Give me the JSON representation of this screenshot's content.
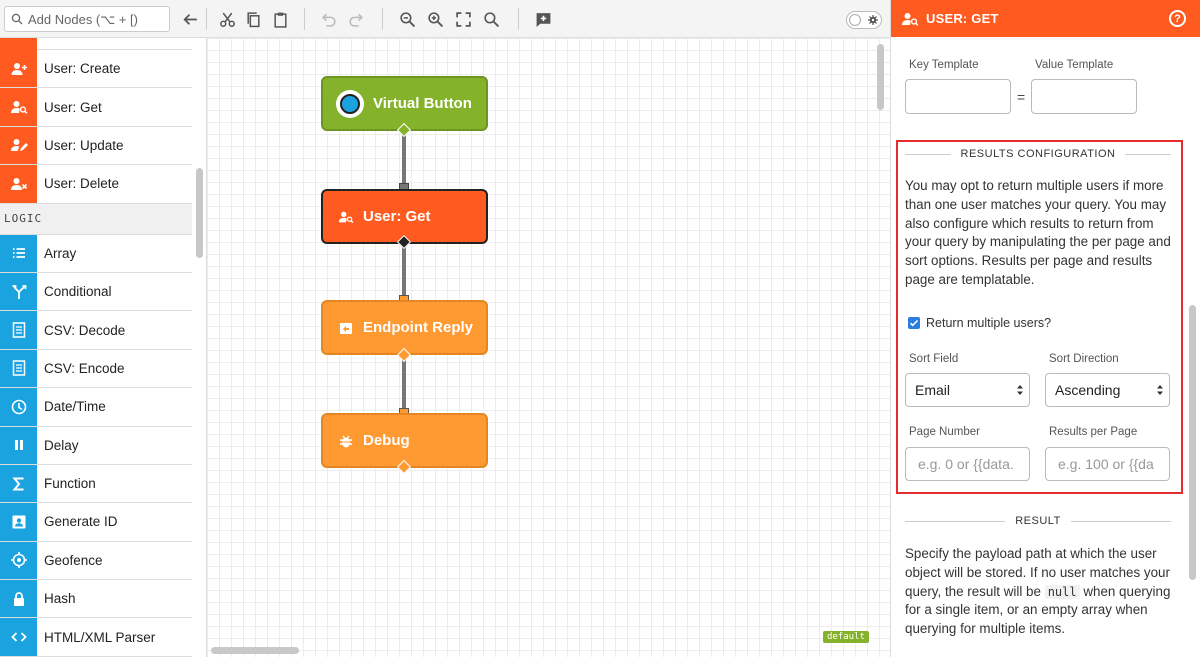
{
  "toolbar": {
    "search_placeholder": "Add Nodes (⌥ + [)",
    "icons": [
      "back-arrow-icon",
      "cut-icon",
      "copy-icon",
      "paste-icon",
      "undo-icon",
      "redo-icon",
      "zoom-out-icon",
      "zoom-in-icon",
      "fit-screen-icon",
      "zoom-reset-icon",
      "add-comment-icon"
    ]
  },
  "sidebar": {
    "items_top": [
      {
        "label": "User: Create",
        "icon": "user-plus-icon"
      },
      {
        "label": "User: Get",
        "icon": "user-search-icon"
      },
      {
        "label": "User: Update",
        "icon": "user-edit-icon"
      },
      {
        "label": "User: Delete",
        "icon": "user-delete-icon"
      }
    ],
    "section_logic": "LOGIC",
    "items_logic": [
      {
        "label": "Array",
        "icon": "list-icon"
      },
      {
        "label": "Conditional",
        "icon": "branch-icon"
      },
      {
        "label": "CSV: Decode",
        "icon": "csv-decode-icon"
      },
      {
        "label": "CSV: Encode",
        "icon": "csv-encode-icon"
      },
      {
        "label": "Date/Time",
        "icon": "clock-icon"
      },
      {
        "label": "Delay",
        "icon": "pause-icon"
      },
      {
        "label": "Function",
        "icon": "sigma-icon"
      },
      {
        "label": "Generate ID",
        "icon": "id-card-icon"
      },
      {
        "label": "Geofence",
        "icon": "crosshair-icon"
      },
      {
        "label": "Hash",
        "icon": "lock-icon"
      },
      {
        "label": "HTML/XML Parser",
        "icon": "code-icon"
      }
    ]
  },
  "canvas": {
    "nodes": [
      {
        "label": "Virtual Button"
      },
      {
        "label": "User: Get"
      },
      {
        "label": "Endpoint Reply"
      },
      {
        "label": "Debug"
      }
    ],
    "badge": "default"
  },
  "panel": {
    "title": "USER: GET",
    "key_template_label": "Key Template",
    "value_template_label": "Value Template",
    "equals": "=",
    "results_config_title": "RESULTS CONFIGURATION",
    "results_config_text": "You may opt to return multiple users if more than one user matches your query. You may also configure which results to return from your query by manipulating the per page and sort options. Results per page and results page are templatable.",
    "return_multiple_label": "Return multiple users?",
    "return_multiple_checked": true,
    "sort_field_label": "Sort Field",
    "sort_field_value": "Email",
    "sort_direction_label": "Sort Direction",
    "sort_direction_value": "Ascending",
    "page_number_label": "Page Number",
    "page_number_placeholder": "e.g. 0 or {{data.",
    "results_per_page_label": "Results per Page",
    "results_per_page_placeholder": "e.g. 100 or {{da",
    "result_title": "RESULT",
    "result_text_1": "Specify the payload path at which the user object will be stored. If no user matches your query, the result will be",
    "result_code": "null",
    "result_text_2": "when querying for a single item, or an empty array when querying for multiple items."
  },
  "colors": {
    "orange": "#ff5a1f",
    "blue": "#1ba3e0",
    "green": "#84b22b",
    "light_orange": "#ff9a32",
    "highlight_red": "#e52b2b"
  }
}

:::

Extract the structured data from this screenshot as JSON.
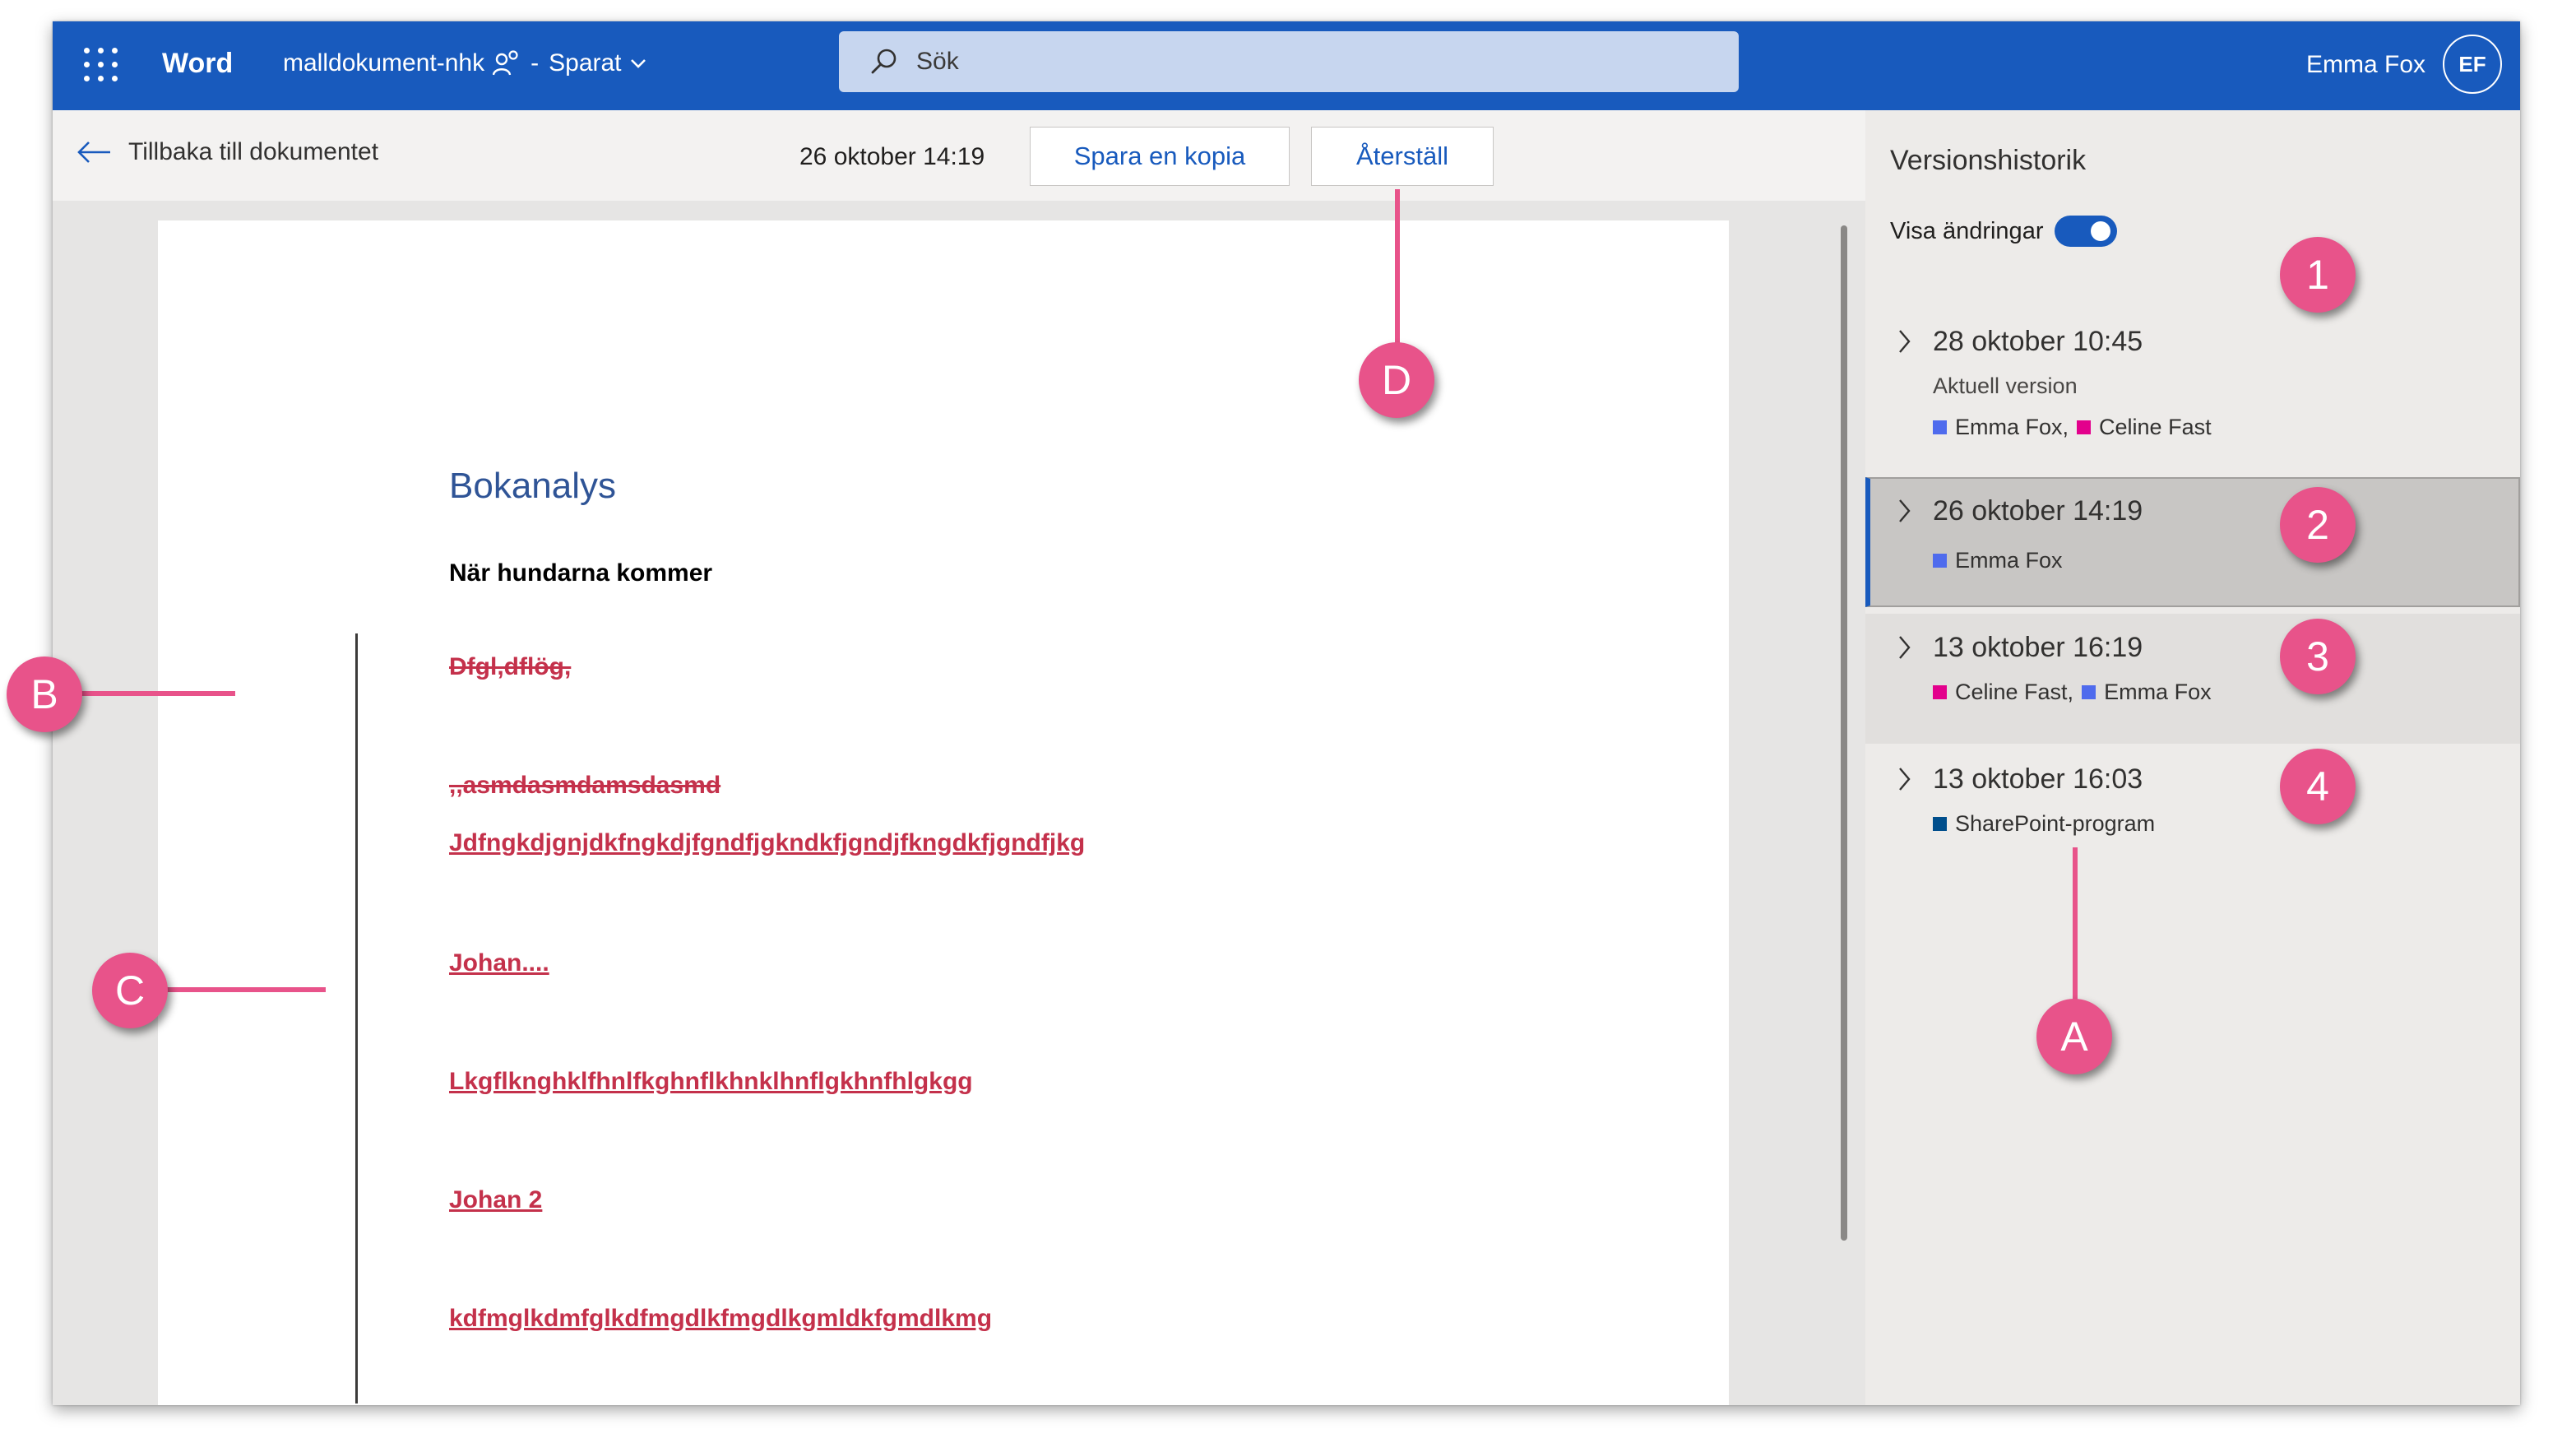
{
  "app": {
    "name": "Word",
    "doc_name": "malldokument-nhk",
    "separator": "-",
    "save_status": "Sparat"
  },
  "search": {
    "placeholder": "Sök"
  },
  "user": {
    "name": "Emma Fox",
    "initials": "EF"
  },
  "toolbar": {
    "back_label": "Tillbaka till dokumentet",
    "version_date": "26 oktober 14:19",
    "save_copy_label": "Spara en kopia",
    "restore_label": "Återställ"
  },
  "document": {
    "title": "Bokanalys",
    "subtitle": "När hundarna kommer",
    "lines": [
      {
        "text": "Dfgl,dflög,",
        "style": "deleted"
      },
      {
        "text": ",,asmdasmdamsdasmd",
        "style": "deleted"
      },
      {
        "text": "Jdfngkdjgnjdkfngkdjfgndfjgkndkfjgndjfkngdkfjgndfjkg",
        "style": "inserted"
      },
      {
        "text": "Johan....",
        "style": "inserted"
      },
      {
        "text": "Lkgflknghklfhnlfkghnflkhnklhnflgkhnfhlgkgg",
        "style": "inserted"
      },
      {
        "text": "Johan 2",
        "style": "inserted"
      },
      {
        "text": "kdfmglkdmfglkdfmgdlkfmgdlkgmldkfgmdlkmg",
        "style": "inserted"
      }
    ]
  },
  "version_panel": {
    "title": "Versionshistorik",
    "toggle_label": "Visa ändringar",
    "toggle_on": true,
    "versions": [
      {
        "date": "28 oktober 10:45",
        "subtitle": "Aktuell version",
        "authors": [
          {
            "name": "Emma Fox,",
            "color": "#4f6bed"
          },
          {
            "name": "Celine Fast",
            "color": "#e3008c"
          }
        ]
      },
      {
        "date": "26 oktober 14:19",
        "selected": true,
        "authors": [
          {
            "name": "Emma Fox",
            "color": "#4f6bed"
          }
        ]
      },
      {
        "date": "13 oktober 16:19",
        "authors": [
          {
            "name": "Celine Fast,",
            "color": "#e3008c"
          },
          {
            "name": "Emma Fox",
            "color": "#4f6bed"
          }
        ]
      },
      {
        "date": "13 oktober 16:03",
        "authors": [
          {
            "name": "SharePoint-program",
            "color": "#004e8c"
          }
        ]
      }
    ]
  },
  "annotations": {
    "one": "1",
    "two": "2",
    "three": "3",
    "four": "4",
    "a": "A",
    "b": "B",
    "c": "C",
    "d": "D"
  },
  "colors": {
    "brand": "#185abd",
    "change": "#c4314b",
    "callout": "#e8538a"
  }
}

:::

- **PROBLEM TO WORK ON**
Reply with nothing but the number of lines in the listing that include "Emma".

- **WRITTEN RESPONSE**
4